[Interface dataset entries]
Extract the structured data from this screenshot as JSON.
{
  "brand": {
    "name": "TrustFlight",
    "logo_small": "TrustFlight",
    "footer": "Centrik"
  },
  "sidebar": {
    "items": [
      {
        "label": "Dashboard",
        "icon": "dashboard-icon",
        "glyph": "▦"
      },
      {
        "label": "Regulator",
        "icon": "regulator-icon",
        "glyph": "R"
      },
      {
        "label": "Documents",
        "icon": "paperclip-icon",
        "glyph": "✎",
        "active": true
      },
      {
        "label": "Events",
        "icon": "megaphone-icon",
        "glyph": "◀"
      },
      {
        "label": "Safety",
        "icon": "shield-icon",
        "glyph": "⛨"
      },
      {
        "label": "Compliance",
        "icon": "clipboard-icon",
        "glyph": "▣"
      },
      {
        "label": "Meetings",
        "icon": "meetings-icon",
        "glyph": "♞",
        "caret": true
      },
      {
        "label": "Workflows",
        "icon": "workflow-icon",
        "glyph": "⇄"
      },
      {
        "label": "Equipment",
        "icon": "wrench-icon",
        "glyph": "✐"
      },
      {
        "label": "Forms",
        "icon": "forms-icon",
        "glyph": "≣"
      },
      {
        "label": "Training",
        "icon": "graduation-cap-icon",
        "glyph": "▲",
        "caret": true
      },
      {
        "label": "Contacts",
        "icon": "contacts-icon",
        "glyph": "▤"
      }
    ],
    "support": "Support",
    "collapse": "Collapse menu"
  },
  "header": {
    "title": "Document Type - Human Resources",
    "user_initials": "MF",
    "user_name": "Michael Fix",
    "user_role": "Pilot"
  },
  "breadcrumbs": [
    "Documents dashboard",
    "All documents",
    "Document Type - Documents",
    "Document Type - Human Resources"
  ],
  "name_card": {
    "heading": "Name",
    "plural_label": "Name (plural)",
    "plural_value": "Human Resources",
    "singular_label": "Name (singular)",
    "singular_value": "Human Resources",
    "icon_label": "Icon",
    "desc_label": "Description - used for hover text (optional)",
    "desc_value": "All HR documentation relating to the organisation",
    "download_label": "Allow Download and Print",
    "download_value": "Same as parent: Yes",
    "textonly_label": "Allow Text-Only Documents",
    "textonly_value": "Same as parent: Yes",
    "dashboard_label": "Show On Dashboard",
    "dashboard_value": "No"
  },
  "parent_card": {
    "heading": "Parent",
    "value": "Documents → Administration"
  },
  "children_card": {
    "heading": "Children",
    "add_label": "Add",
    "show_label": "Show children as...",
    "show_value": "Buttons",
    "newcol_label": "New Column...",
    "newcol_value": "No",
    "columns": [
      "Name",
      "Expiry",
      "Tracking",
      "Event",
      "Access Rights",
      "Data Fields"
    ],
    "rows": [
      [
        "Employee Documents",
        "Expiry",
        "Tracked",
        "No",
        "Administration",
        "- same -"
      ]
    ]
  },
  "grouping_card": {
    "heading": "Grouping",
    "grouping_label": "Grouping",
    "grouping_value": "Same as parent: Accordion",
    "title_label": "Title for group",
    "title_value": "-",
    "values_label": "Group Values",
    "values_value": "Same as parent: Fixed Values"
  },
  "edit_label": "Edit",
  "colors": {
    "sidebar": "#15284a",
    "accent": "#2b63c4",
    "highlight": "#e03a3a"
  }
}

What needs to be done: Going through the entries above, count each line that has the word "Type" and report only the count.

Finished exercise: 3